Media Lab Doctoral Seminar – March 23, 2017

Welcome to the Media Lab Doctoral Seminar on Thursday March 23rd from 17:00–19:00, note room change to 426 at Miestentie 3 (Otaniemi), 4th floor.

DOM-L0003 Doctor of Arts at Media Lab Seminar
Responsible  teacher: Prof. Lily Díaz-Kommonen

Presentations by Jana Pejoska and Sanna Marttila. See abstracts below.

Jana Pejoska: Designs for an embodied learning experience

Abstract: The study is focused on the research and development of tools for learning that are designed based on the principles of HCI as an embodied experience as defined by Paul Dourish. Considering that social and learning cultures are from the largest part defined by their media and tools for thinking, working, learning and collaborating, it is crucial that the designs of the learning tools are in balance with the culture they are used but also developed in and for. For these reasons the selected methodological approach is research based design, that aims to respond to the needs and strive for developing functional prototypes in an iterative process that includes the end-users from early stages of the research up to the final prototype.

Acknowledging the fact that information and communication are accessible anywhere and at any time with the help of smart mobile devices for users in developed societies, it is important to understand how the context fosters learning. Mobile learning is ubiquitous, context-aware experience, which can occur in any given environment.

I am interested in tools, whether they are software or hardware that would enable an ease of access to information on site and combine both real-world and digital-world learning resources. The tools should enhance the sensory experience of the user to his/her social and physical environment. This embodied experience evokes certain types of interactions and processes of meaning and value.

The results of the study are prototypes of tools that are made for an embodied experience and evidence on their support in situation when learning occurs.


Jana Pejoska is a doctoral candidate in Media Lab whose main interest is in understanding the creation of good tools that can support learning based on embodied experience. She holds a masters degree in Digital Culture from the University of Jyväskylä where she deepened her experience in games and widened her knowledge in serious games for learning for kids. She worked on her own mobile learning games after that and was active in the serious game industry in Finland. Jana’s latest fascinations are wearables for advanced sensory experiences.

Sanna Marttila: Infrastructuring and Commoning for Cultural Commons

Abstract: This dissertation project centers on co-designing open and meaningful access to vast digital archives of cultural and memory institutions. In the thesis the author reflects on her involvement in three design research cases. Two of the cases are design and development projects of socio-technical infrastructural initiatives aimed at contributing, from different angles, to wider public access to and creative re-use of European digital audiovisual cultural heritage. The first information infrastructure aimed to develop a peer-to-peer audiovisual file-sharing system for creative communities and their emerging media practices.

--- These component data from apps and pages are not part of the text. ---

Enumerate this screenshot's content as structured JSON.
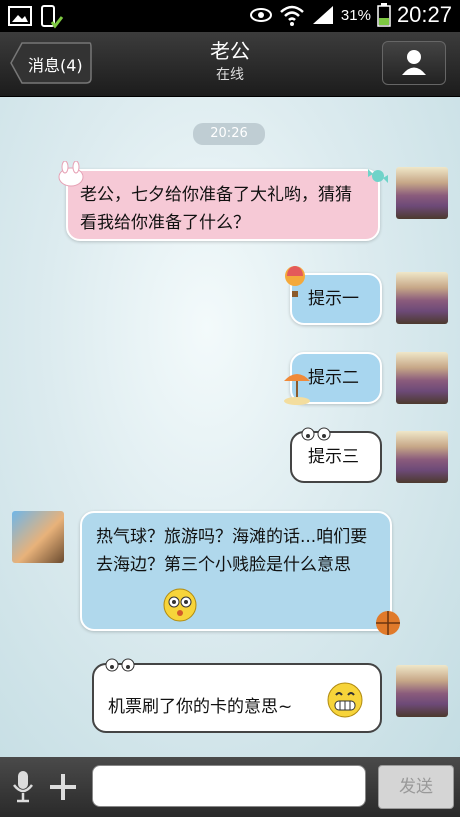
{
  "statusbar": {
    "battery_pct": "31%",
    "time": "20:27"
  },
  "header": {
    "back_label": "消息(4)",
    "title": "老公",
    "subtitle": "在线"
  },
  "chat": {
    "timestamp": "20:26",
    "messages": [
      {
        "from": "me",
        "text": "老公，七夕给你准备了大礼哟，猜猜看我给你准备了什么？"
      },
      {
        "from": "me",
        "text": "提示一"
      },
      {
        "from": "me",
        "text": "提示二"
      },
      {
        "from": "me",
        "text": "提示三"
      },
      {
        "from": "other",
        "text": "热气球？旅游吗？海滩的话...咱们要去海边？第三个小贱脸是什么意思"
      },
      {
        "from": "other",
        "text": "机票刷了你的卡的意思~"
      }
    ]
  },
  "inputbar": {
    "value": "",
    "placeholder": "",
    "send_label": "发送"
  },
  "colors": {
    "pink_bubble": "#f6c9d6",
    "blue_bubble": "#a8d6ef",
    "header": "#2c2c2c"
  }
}
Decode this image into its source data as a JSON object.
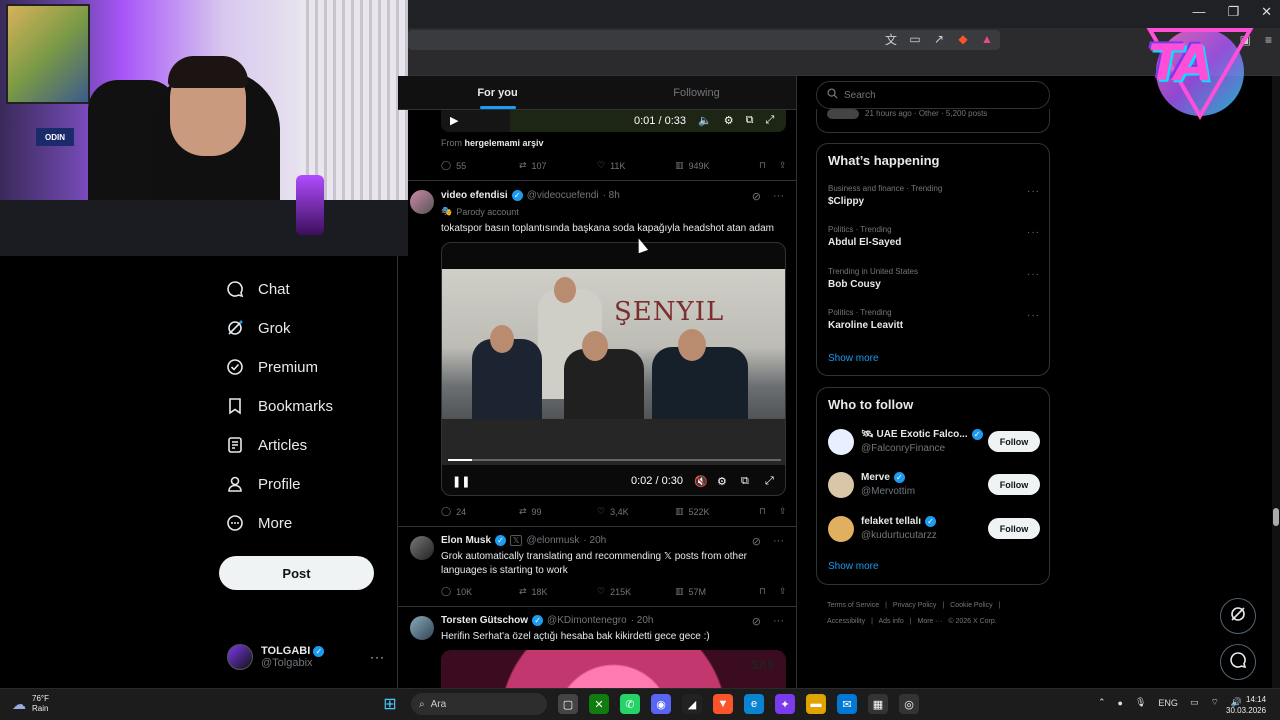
{
  "browser": {
    "window_controls": [
      "—",
      "❐",
      "✕"
    ]
  },
  "timeline_tabs": [
    {
      "label": "For you",
      "active": true
    },
    {
      "label": "Following",
      "active": false
    }
  ],
  "nav": {
    "items": [
      {
        "label": "Chat",
        "icon": "chat-icon"
      },
      {
        "label": "Grok",
        "icon": "grok-icon"
      },
      {
        "label": "Premium",
        "icon": "premium-icon"
      },
      {
        "label": "Bookmarks",
        "icon": "bookmark-icon"
      },
      {
        "label": "Articles",
        "icon": "articles-icon"
      },
      {
        "label": "Profile",
        "icon": "profile-icon"
      },
      {
        "label": "More",
        "icon": "more-icon"
      }
    ],
    "post_label": "Post",
    "profile_name": "TOLGABI",
    "profile_handle": "@Tolgabix"
  },
  "tweets": {
    "t1": {
      "video_time": "0:01 / 0:33",
      "from_prefix": "From",
      "from_name": "hergelemami arşiv",
      "replies": "55",
      "reposts": "107",
      "likes": "11K",
      "views": "949K"
    },
    "t2": {
      "name": "video efendisi",
      "handle": "@videocuefendi",
      "time": "· 8h",
      "parody": "Parody account",
      "text": "tokatspor basın toplantısında başkana soda kapağıyla headshot atan adam",
      "video_banner": "ŞENYIL",
      "video_time": "0:02 / 0:30",
      "replies": "24",
      "reposts": "99",
      "likes": "3,4K",
      "views": "522K"
    },
    "t3": {
      "name": "Elon Musk",
      "handle": "@elonmusk",
      "time": "· 20h",
      "text": "Grok automatically translating and recommending 𝕏 posts from other languages is starting to work",
      "replies": "10K",
      "reposts": "18K",
      "likes": "215K",
      "views": "57M"
    },
    "t4": {
      "name": "Torsten Gütschow",
      "handle": "@KDimontenegro",
      "time": "· 20h",
      "text": "Herifin Serhat'a özel açtığı hesaba bak kikirdetti gece gece :)",
      "video_brand": "SA9"
    }
  },
  "right": {
    "search_placeholder": "Search",
    "partial_meta": "21 hours ago · Other · 5,200 posts",
    "happening_title": "What’s happening",
    "trends": [
      {
        "meta": "Business and finance · Trending",
        "name": "$Clippy"
      },
      {
        "meta": "Politics · Trending",
        "name": "Abdul El-Sayed"
      },
      {
        "meta": "Trending in United States",
        "name": "Bob Cousy"
      },
      {
        "meta": "Politics · Trending",
        "name": "Karoline Leavitt"
      }
    ],
    "show_more": "Show more",
    "wtf_title": "Who to follow",
    "follow_label": "Follow",
    "suggestions": [
      {
        "name": "🛰 UAE Exotic Falco...",
        "handle": "@FalconryFinance",
        "color": "#e8f0ff"
      },
      {
        "name": "Merve",
        "handle": "@Mervottim",
        "color": "#d9c6a8"
      },
      {
        "name": "felaket tellalı",
        "handle": "@kudurtucutarzz",
        "color": "#e0b060"
      }
    ],
    "footer": [
      "Terms of Service",
      "|",
      "Privacy Policy",
      "|",
      "Cookie Policy",
      "|",
      "Accessibility",
      "|",
      "Ads info",
      "|",
      "More ···",
      "© 2026 X Corp."
    ]
  },
  "webcam": {
    "sign": "ODIN"
  },
  "logo": {
    "text": "TA"
  },
  "taskbar": {
    "temp": "76°F",
    "condition": "Rain",
    "search_placeholder": "Ara",
    "lang": "ENG",
    "time": "14:14",
    "date": "30.03.2026"
  }
}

The second initiative developed a Europe-wide portal for digital audiovisual heritage. In the third case the author addresses the cultures surrounding information infrastructures, and discusses means of fostering and sustaining collaboration between cultural and memory institutions and their audiences, through analyzing her engagement with a cultural movement. Through this, she investigates how participatory design activities can strengthen interaction and participation in commons-like frameworks, and explores how commoning and infrastructuring practices could support the emergence of common-pool resources and commons culture.

To frame these three cases, the author builds on the concept of commons, understood as particular arrangements for managing and governing shared resources (Ostrom 1990; Ostrom and Hess 2007; Benkler 2013; Bollier and Helfrich 2012). The focus is particularly on the characteristics of what has lately been referred to as cultural commons (Madison et al. 2010; Hyde 2010; Hess 2012; Bertacchini 2012; Björgvinsson 2014). The cases are analysed by combining this broader framing of commons with a discussion of the concepts of infrastructure and infrastructuring processes (Star and Bowker 2002; Karasti 2014).

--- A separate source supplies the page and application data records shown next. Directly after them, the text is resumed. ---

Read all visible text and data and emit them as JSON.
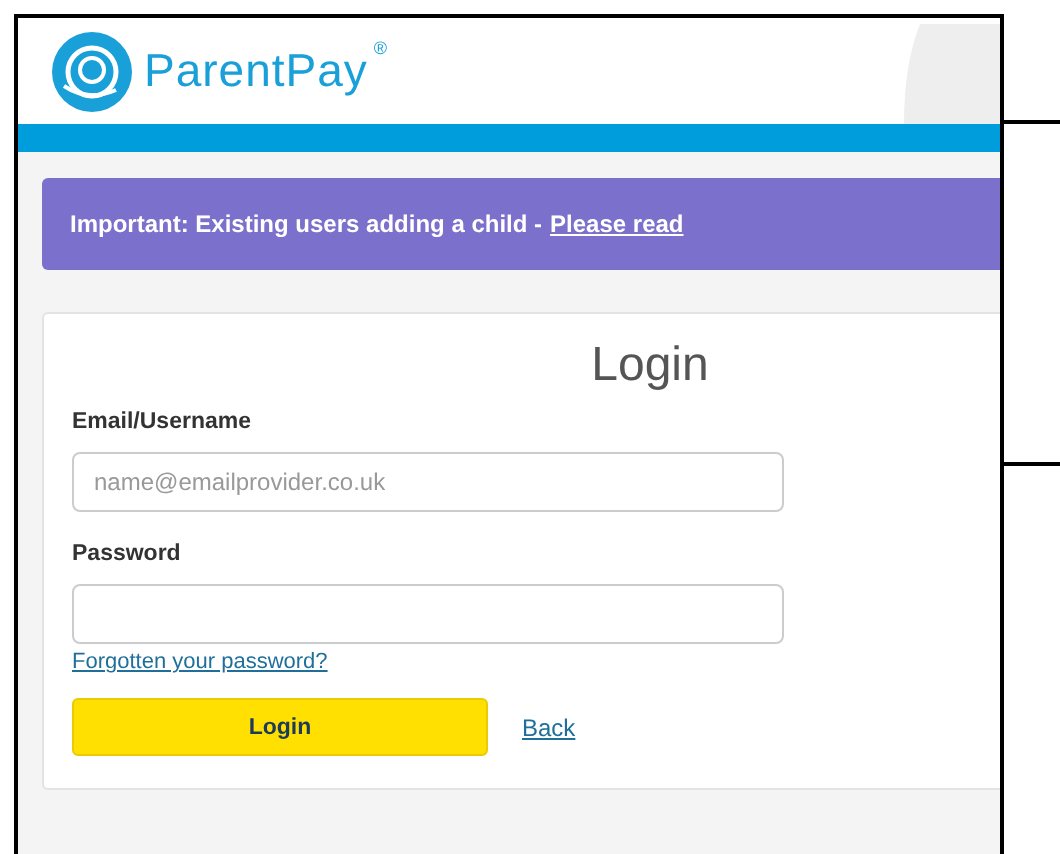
{
  "header": {
    "brand": "ParentPay",
    "registered_mark": "®"
  },
  "notice": {
    "text": "Important: Existing users adding a child - ",
    "link": "Please read"
  },
  "login": {
    "title": "Login",
    "fields": [
      {
        "label": "Email/Username",
        "placeholder": "name@emailprovider.co.uk"
      },
      {
        "label": "Password"
      }
    ],
    "forgot_link": "Forgotten your password?",
    "submit": "Login",
    "back": "Back"
  }
}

The thesis puts forward empirically grounded findings for designing socio-technical infrastructures for digital cultural heritage and people’s everyday media practices. It introduces design principles and strategies directed at professionals both in cultural and memory institutions, as well as in the fields of collaborative media design and human-computer interaction. By building upon design research theory and by engaging with design activities, the thesis also explores the evolving field of co-design and participatory design of information and communication technologies (ICT) and its shifts in focus over time. To conclude, the author suggests that Participatory Design should turn more seriously towards open modalities of collaboration and commons to ensure the relevance of PD in the future.

Screen Shot 2017-03-16 at 11.25.57Sanna Marttila is a doctoral candidate in Aalto University, Media Lab. Her doctoral dissertation explores the role of collaborative design in contributing and sustaining of vibrant cultural commons. As a designer Sanna’s interest includes open and collaborative design and creative re-use of digital cultural heritage.